The thing about social networking is a little goes a long way. I love Twitter. It’s my number-one news source. I follow interesting people, I’ve made new friends, and more importantly, I’ve gained new readers. It’s a tremendous tool for me. But I’ve also (hopefully) mastered the art of Twitter and Facebook. I can glance at my Tweetdeck, see what I need to see, read what I need to read, then move along.
Facebook, on the other hand, became a problem for me last year, so I gave it up for Lent.
I spent six weeks only checking it on Tuesdays and Fridays. The first two weeks were hell. I was missing out! Everyone was on there having fun except me.
And then it got better.
At the end of the six weeks, I added things up. I wrote 60,000 words during my enforced Facebook vacation.
That was enough of an indicator to me that it was taking time away from my job, which is to write.

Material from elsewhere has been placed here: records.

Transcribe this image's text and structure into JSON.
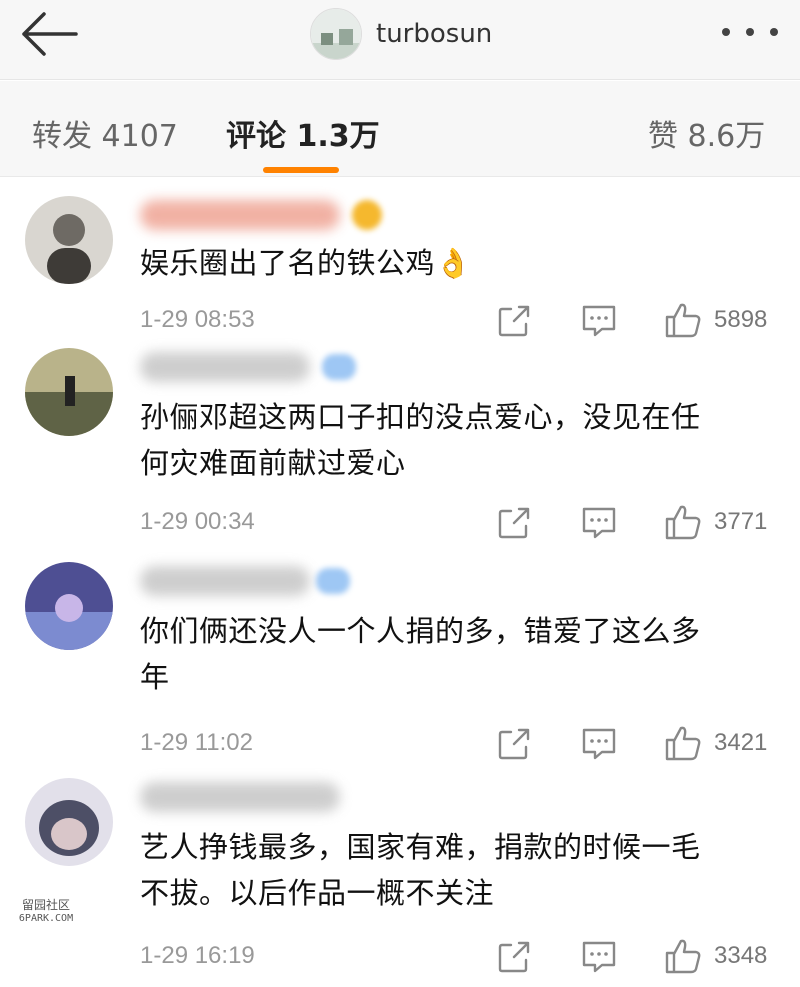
{
  "header": {
    "back_icon": "arrow-left-icon",
    "username": "turbosun",
    "more_icon": "more-dots-icon"
  },
  "tabs": [
    {
      "label": "转发 4107",
      "active": false
    },
    {
      "label": "评论 1.3万",
      "active": true
    },
    {
      "label": "赞 8.6万",
      "active": false
    }
  ],
  "accent_color": "#ff8200",
  "comments": [
    {
      "content": [
        "娱乐圈出了名的铁公鸡👌"
      ],
      "time": "1-29 08:53",
      "likes": "5898"
    },
    {
      "content": [
        "孙俪邓超这两口子扣的没点爱心，没见在任",
        "何灾难面前献过爱心"
      ],
      "time": "1-29 00:34",
      "likes": "3771"
    },
    {
      "content": [
        "你们俩还没人一个人捐的多，错爱了这么多",
        "年"
      ],
      "time": "1-29 11:02",
      "likes": "3421"
    },
    {
      "content": [
        "艺人挣钱最多，国家有难，捐款的时候一毛",
        "不拔。以后作品一概不关注"
      ],
      "time": "1-29 16:19",
      "likes": "3348"
    }
  ],
  "actions": {
    "share_icon": "share-icon",
    "comment_icon": "comment-icon",
    "like_icon": "thumbs-up-icon"
  },
  "watermark": {
    "top": "留园社区",
    "bottom": "6PARK.COM"
  }
}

Now Facebook is a breeze. I’ve separated out my friends, the people I actually interact with daily, so I can pop in one or twice a day, check on them, then keep on trucking. I’ve set my preferences so I’m not alerted to every tic and twitch of the people I’m friends with. I don’t take quizzes or accept hugs. Ignore All has become my new best friend. Because really, as fun as it is to find out that I’m really the Goddess Athena, that aspect isn’t enriching my life.

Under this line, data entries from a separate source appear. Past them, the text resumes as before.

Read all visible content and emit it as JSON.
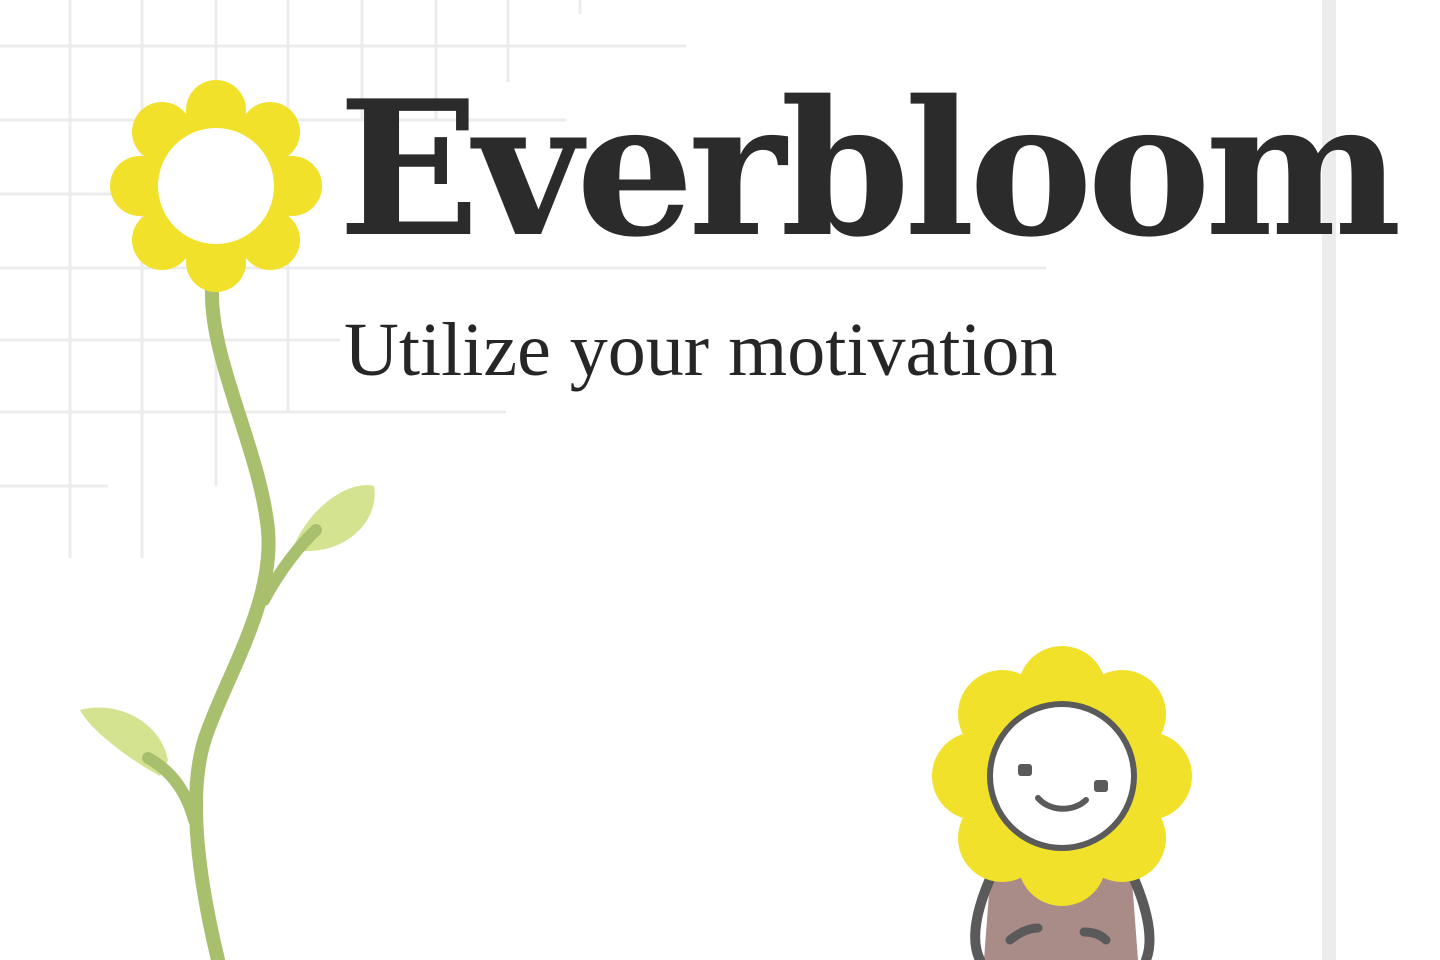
{
  "brand": {
    "name": "Everbloom",
    "tagline": "Utilize your motivation"
  },
  "colors": {
    "background": "#ffffff",
    "grid_line": "#ececec",
    "text": "#2b2b2b",
    "petal": "#f2e12b",
    "flower_center": "#ffffff",
    "stem": "#a8bf6e",
    "leaf": "#d3e38f",
    "face_outline": "#5a5a5a",
    "mascot_body": "#a98b88"
  },
  "icons": {
    "logo": "flower-icon",
    "mascot": "smiling-flower-mascot"
  }
}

I read Steven Pressfield’s THE WAR OF ART recently and was so struck by his thesis, that artists fight resistance every moment of every day, and the ones who are published (or sell their work, etc.) are the ones who beat the resistance back. Twitter, Facebook, the Internet in general, that’s resistance. (And to clarify, resistance and procrastination aren’t one and the same. Read the book. It’s brilliant.)
For professional writers, the social networks are a necessary evil, and as such, they must be managed, just like every other distraction in our lives.
I still have my days when I find myself aimlessly surfing Twitter and Facebook, looking at what people are doing. Getting into conversations, playing. But I am much, much better at feeding my Muse. I allot time in my day to look at my social networks, but I allot much more time in my day to read. And most importantly, I have that sacred four hour stretch—twelve to four, five days a week—that is dedicated to nothing but putting words on paper.
There’s another phenomenon happening. The social networks are eating into our reading time. Readers have their own resistance, their own challenges managing their online time.
Yes, there are plenty of readers who don’t have Facebook or Twitter accounts, who may read this and laugh. But many of us do, and if we’re being honest with ourselves, every minute spent conversing online is another minute we aren’t reading.
I can’t help but wonder if this is what will ultimately drive the trend toward ebooks, since one out of every three readers prefer to read electronically now.
One in three, folks. That’s a large chunk of the market.
So how do you turn it off? How do you discipline yourself, walk away from the fun?
But what’s more important? Writing the very best book you can possibly write, or taking a quiz about which Goddess you are?
Reading the top book on your teetering TBR stack, or reading what other people think about said book?
For writers, you have to set your priority, and every time your fingers touch the keyboard, that priority really should be writing. The rest will fall into place. I hypothesize that while the Internet is taking a chunk of reading time, most readers still read a great deal. Which means we need to keep up the machine to feed them, right?
Does this post sound like you? Are you easily distracted? Frustrated because you can’t seem to get a grip on things? There are a bunch of great tools out there to help you refocus your creative life. Here’s a list of the websites and blogs that I’ve used over the past year to help me refocus mine.
Take fifteen minutes a day off your social networking and read one of these. I promise it will help you reprioritize your day.
Because really, what’s the point in being a writer if you don’t write?